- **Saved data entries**
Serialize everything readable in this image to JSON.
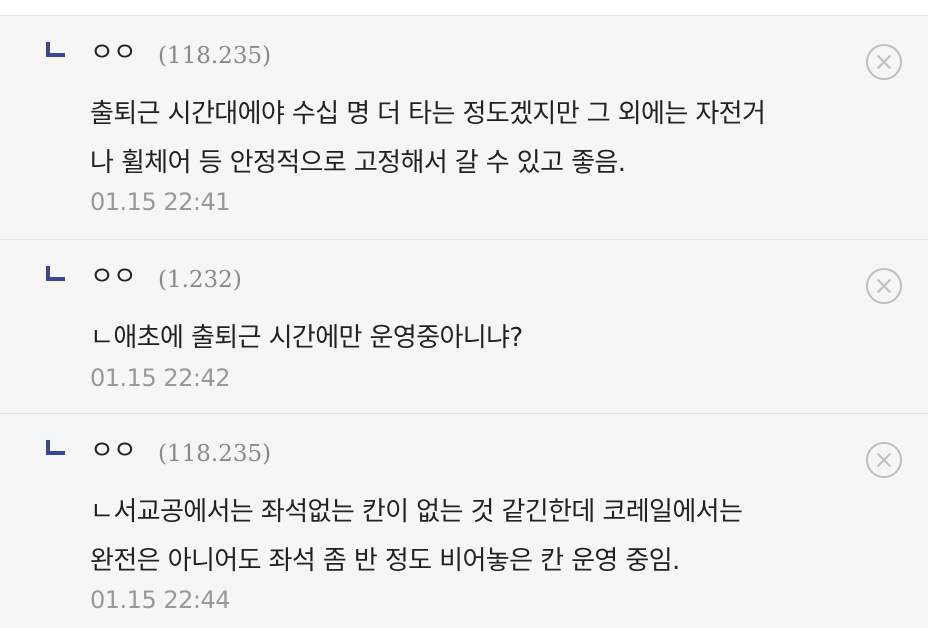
{
  "replies": [
    {
      "nickname": "ㅇㅇ",
      "ip": "(118.235)",
      "text": "출퇴근 시간대에야 수십 명 더 타는 정도겠지만 그 외에는 자전거\n나 휠체어 등 안정적으로 고정해서 갈 수 있고 좋음.",
      "time": "01.15 22:41",
      "delete_icon": "close-circle-icon"
    },
    {
      "nickname": "ㅇㅇ",
      "ip": "(1.232)",
      "text": "ㄴ애초에 출퇴근 시간에만 운영중아니냐?",
      "time": "01.15 22:42",
      "delete_icon": "close-circle-icon"
    },
    {
      "nickname": "ㅇㅇ",
      "ip": "(118.235)",
      "text": "ㄴ서교공에서는 좌석없는 칸이 없는 것 같긴한데 코레일에서는\n완전은 아니어도 좌석 좀 반 정도 비어놓은 칸 운영 중임.",
      "time": "01.15 22:44",
      "delete_icon": "close-circle-icon"
    }
  ],
  "colors": {
    "reply_marker": "#3b4890",
    "reply_bg": "#f6f6f6",
    "meta_text": "#999999"
  }
}
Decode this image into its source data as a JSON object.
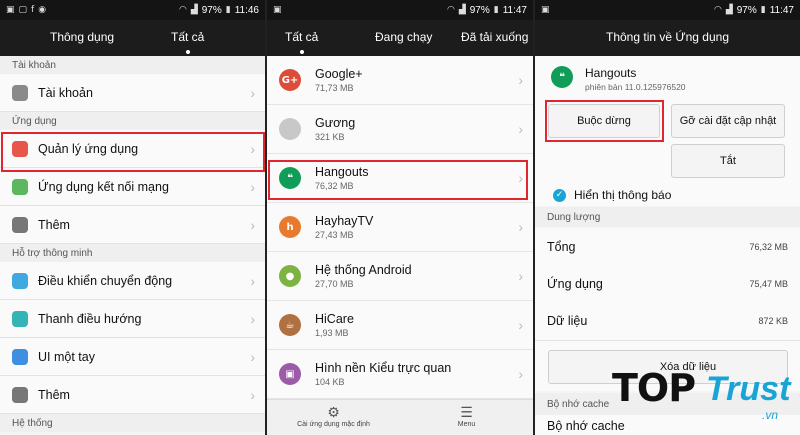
{
  "status": {
    "panel1_time": "11:46",
    "panel2_time": "11:47",
    "panel3_time": "11:47",
    "battery": "97%"
  },
  "panel1": {
    "tabs": [
      "Thông dụng",
      "Tất cả"
    ],
    "sections": [
      {
        "header": "Tài khoản",
        "items": [
          {
            "label": "Tài khoản",
            "icon": "account-icon",
            "color": "#8a8a8a"
          }
        ]
      },
      {
        "header": "Ứng dụng",
        "items": [
          {
            "label": "Quản lý ứng dụng",
            "icon": "apps-grid-icon",
            "color": "#e8564a"
          },
          {
            "label": "Ứng dụng kết nối mạng",
            "icon": "network-app-icon",
            "color": "#5cb85c"
          },
          {
            "label": "Thêm",
            "icon": "more-icon",
            "color": "#777777"
          }
        ]
      },
      {
        "header": "Hỗ trợ thông minh",
        "items": [
          {
            "label": "Điều khiển chuyển động",
            "icon": "motion-icon",
            "color": "#3fa9e0"
          },
          {
            "label": "Thanh điều hướng",
            "icon": "navbar-icon",
            "color": "#33b5b5"
          },
          {
            "label": "UI một tay",
            "icon": "one-hand-icon",
            "color": "#3f8fe0"
          },
          {
            "label": "Thêm",
            "icon": "more-icon",
            "color": "#777777"
          }
        ]
      },
      {
        "header": "Hệ thống",
        "items": []
      }
    ]
  },
  "panel2": {
    "tabs": [
      "Tất cả",
      "Đang chạy",
      "Đã tải xuống"
    ],
    "apps": [
      {
        "name": "Google+",
        "size": "71,73 MB",
        "icon": "google-plus-icon",
        "color": "#dd4b39",
        "glyph": "G+"
      },
      {
        "name": "Gương",
        "size": "321 KB",
        "icon": "mirror-icon",
        "color": "#c8c8c8",
        "glyph": ""
      },
      {
        "name": "Hangouts",
        "size": "76,32 MB",
        "icon": "hangouts-icon",
        "color": "#0f9d58",
        "glyph": "❝"
      },
      {
        "name": "HayhayTV",
        "size": "27,43 MB",
        "icon": "hayhaytv-icon",
        "color": "#e87a2d",
        "glyph": "h"
      },
      {
        "name": "Hệ thống Android",
        "size": "27,70 MB",
        "icon": "android-system-icon",
        "color": "#7cb342",
        "glyph": "●"
      },
      {
        "name": "HiCare",
        "size": "1,93 MB",
        "icon": "hicare-icon",
        "color": "#b07040",
        "glyph": "☕"
      },
      {
        "name": "Hình nền Kiểu trực quan",
        "size": "104 KB",
        "icon": "wallpaper-icon",
        "color": "#9c5aa8",
        "glyph": "▣"
      }
    ],
    "bottom": [
      {
        "label": "Cài ứng dụng mặc định",
        "icon": "settings-gear-icon",
        "glyph": "⚙"
      },
      {
        "label": "Menu",
        "icon": "menu-icon",
        "glyph": "☰"
      }
    ]
  },
  "panel3": {
    "title": "Thông tin về Ứng dụng",
    "app_name": "Hangouts",
    "version": "phiên bản 11.0.125976520",
    "force_stop": "Buộc dừng",
    "uninstall_updates": "Gỡ cài đặt cập nhật",
    "disable": "Tắt",
    "show_notifications": "Hiển thị thông báo",
    "storage_header": "Dung lượng",
    "storage": [
      {
        "label": "Tổng",
        "value": "76,32 MB"
      },
      {
        "label": "Ứng dụng",
        "value": "75,47 MB"
      },
      {
        "label": "Dữ liệu",
        "value": "872 KB"
      }
    ],
    "clear_data": "Xóa dữ liệu",
    "cache_header": "Bộ nhớ cache",
    "cache_row": "Bộ nhớ cache"
  },
  "watermark": {
    "top": "TOP",
    "trust": "Trust",
    "domain": ".vn"
  },
  "colors": {
    "highlight": "#e0272f",
    "accent": "#19a4d6",
    "toolbar": "#1c1c1c"
  }
}
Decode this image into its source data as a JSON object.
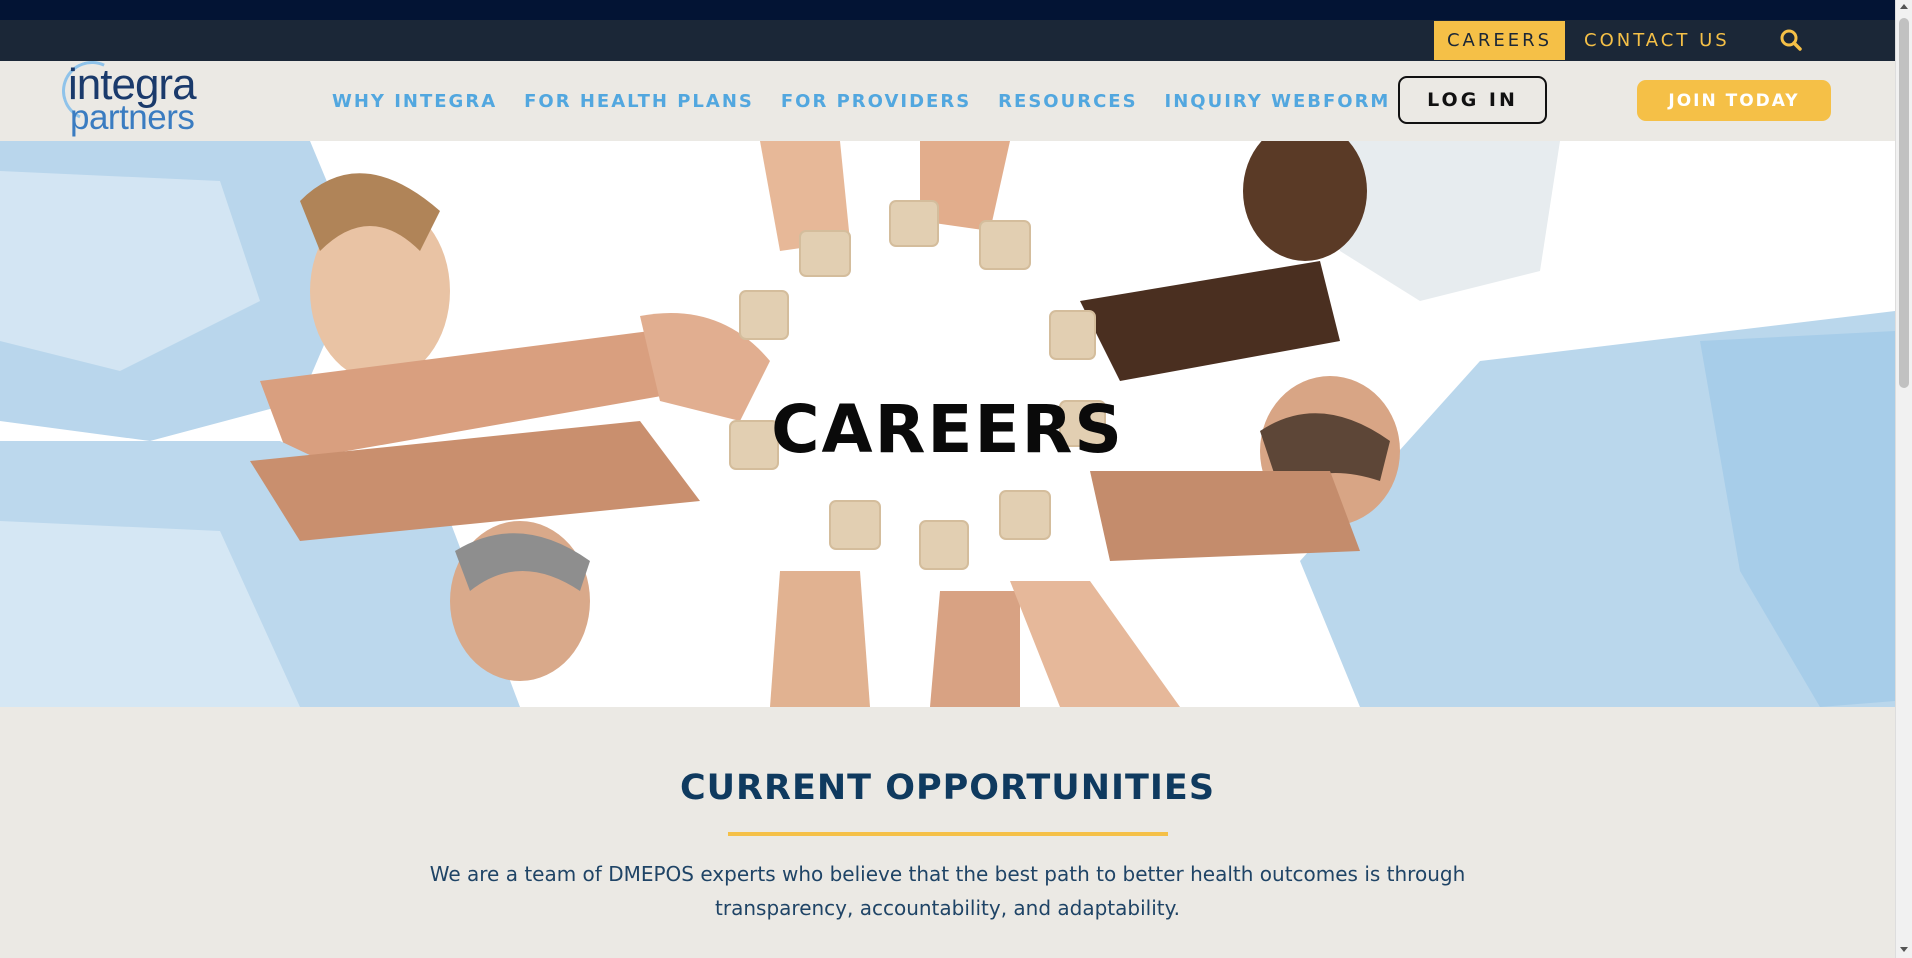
{
  "utility_nav": {
    "careers": "CAREERS",
    "contact": "CONTACT US",
    "search_icon": "search-icon"
  },
  "logo": {
    "line1": "integra",
    "line2": "partners"
  },
  "main_nav": {
    "links": [
      {
        "label": "WHY INTEGRA"
      },
      {
        "label": "FOR HEALTH PLANS"
      },
      {
        "label": "FOR PROVIDERS"
      },
      {
        "label": "RESOURCES"
      },
      {
        "label": "INQUIRY WEBFORM"
      }
    ],
    "login": "LOG IN",
    "join": "JOIN TODAY"
  },
  "hero": {
    "title": "CAREERS"
  },
  "opportunities": {
    "title": "CURRENT OPPORTUNITIES",
    "text": "We are a team of DMEPOS experts who believe that the best path to better health outcomes is through transparency, accountability, and adaptability."
  },
  "colors": {
    "accent": "#f5c047",
    "navy": "#031434",
    "utility_bar": "#1b2737",
    "nav_link": "#52a7df",
    "heading": "#0f3a5f",
    "background": "#ebe9e4"
  }
}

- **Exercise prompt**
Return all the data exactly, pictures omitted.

- **Your response**
Serialize everything readable in this image to JSON.
{
  "replies": [
    {
      "nickname": "ㅇㅇ",
      "ip": "(118.235)",
      "text": "출퇴근 시간대에야 수십 명 더 타는 정도겠지만 그 외에는 자전거\n나 휠체어 등 안정적으로 고정해서 갈 수 있고 좋음.",
      "time": "01.15 22:41",
      "delete_icon": "close-circle-icon"
    },
    {
      "nickname": "ㅇㅇ",
      "ip": "(1.232)",
      "text": "ㄴ애초에 출퇴근 시간에만 운영중아니냐?",
      "time": "01.15 22:42",
      "delete_icon": "close-circle-icon"
    },
    {
      "nickname": "ㅇㅇ",
      "ip": "(118.235)",
      "text": "ㄴ서교공에서는 좌석없는 칸이 없는 것 같긴한데 코레일에서는\n완전은 아니어도 좌석 좀 반 정도 비어놓은 칸 운영 중임.",
      "time": "01.15 22:44",
      "delete_icon": "close-circle-icon"
    }
  ],
  "colors": {
    "reply_marker": "#3b4890",
    "reply_bg": "#f6f6f6",
    "meta_text": "#999999"
  }
}
Decode this image into its source data as a JSON object.
{
  "status": {
    "panel1_time": "11:46",
    "panel2_time": "11:47",
    "panel3_time": "11:47",
    "battery": "97%"
  },
  "panel1": {
    "tabs": [
      "Thông dụng",
      "Tất cả"
    ],
    "sections": [
      {
        "header": "Tài khoản",
        "items": [
          {
            "label": "Tài khoản",
            "icon": "account-icon",
            "color": "#8a8a8a"
          }
        ]
      },
      {
        "header": "Ứng dụng",
        "items": [
          {
            "label": "Quản lý ứng dụng",
            "icon": "apps-grid-icon",
            "color": "#e8564a"
          },
          {
            "label": "Ứng dụng kết nối mạng",
            "icon": "network-app-icon",
            "color": "#5cb85c"
          },
          {
            "label": "Thêm",
            "icon": "more-icon",
            "color": "#777777"
          }
        ]
      },
      {
        "header": "Hỗ trợ thông minh",
        "items": [
          {
            "label": "Điều khiển chuyển động",
            "icon": "motion-icon",
            "color": "#3fa9e0"
          },
          {
            "label": "Thanh điều hướng",
            "icon": "navbar-icon",
            "color": "#33b5b5"
          },
          {
            "label": "UI một tay",
            "icon": "one-hand-icon",
            "color": "#3f8fe0"
          },
          {
            "label": "Thêm",
            "icon": "more-icon",
            "color": "#777777"
          }
        ]
      },
      {
        "header": "Hệ thống",
        "items": []
      }
    ]
  },
  "panel2": {
    "tabs": [
      "Tất cả",
      "Đang chạy",
      "Đã tải xuống"
    ],
    "apps": [
      {
        "name": "Google+",
        "size": "71,73 MB",
        "icon": "google-plus-icon",
        "color": "#dd4b39",
        "glyph": "G+"
      },
      {
        "name": "Gương",
        "size": "321 KB",
        "icon": "mirror-icon",
        "color": "#c8c8c8",
        "glyph": ""
      },
      {
        "name": "Hangouts",
        "size": "76,32 MB",
        "icon": "hangouts-icon",
        "color": "#0f9d58",
        "glyph": "❝"
      },
      {
        "name": "HayhayTV",
        "size": "27,43 MB",
        "icon": "hayhaytv-icon",
        "color": "#e87a2d",
        "glyph": "h"
      },
      {
        "name": "Hệ thống Android",
        "size": "27,70 MB",
        "icon": "android-system-icon",
        "color": "#7cb342",
        "glyph": "●"
      },
      {
        "name": "HiCare",
        "size": "1,93 MB",
        "icon": "hicare-icon",
        "color": "#b07040",
        "glyph": "☕"
      },
      {
        "name": "Hình nền Kiểu trực quan",
        "size": "104 KB",
        "icon": "wallpaper-icon",
        "color": "#9c5aa8",
        "glyph": "▣"
      }
    ],
    "bottom": [
      {
        "label": "Cài ứng dụng mặc định",
        "icon": "settings-gear-icon",
        "glyph": "⚙"
      },
      {
        "label": "Menu",
        "icon": "menu-icon",
        "glyph": "☰"
      }
    ]
  },
  "panel3": {
    "title": "Thông tin về Ứng dụng",
    "app_name": "Hangouts",
    "version": "phiên bản 11.0.125976520",
    "force_stop": "Buộc dừng",
    "uninstall_updates": "Gỡ cài đặt cập nhật",
    "disable": "Tắt",
    "show_notifications": "Hiển thị thông báo",
    "storage_header": "Dung lượng",
    "storage": [
      {
        "label": "Tổng",
        "value": "76,32 MB"
      },
      {
        "label": "Ứng dụng",
        "value": "75,47 MB"
      },
      {
        "label": "Dữ liệu",
        "value": "872 KB"
      }
    ],
    "clear_data": "Xóa dữ liệu",
    "cache_header": "Bộ nhớ cache",
    "cache_row": "Bộ nhớ cache"
  },
  "watermark": {
    "top": "TOP",
    "trust": "Trust",
    "domain": ".vn"
  },
  "colors": {
    "highlight": "#e0272f",
    "accent": "#19a4d6",
    "toolbar": "#1c1c1c"
  }
}
Decode this image into its source data as a JSON object.
{
  "utility_nav": {
    "careers": "CAREERS",
    "contact": "CONTACT US",
    "search_icon": "search-icon"
  },
  "logo": {
    "line1": "integra",
    "line2": "partners"
  },
  "main_nav": {
    "links": [
      {
        "label": "WHY INTEGRA"
      },
      {
        "label": "FOR HEALTH PLANS"
      },
      {
        "label": "FOR PROVIDERS"
      },
      {
        "label": "RESOURCES"
      },
      {
        "label": "INQUIRY WEBFORM"
      }
    ],
    "login": "LOG IN",
    "join": "JOIN TODAY"
  },
  "hero": {
    "title": "CAREERS"
  },
  "opportunities": {
    "title": "CURRENT OPPORTUNITIES",
    "text": "We are a team of DMEPOS experts who believe that the best path to better health outcomes is through transparency, accountability, and adaptability."
  },
  "colors": {
    "accent": "#f5c047",
    "navy": "#031434",
    "utility_bar": "#1b2737",
    "nav_link": "#52a7df",
    "heading": "#0f3a5f",
    "background": "#ebe9e4"
  }
}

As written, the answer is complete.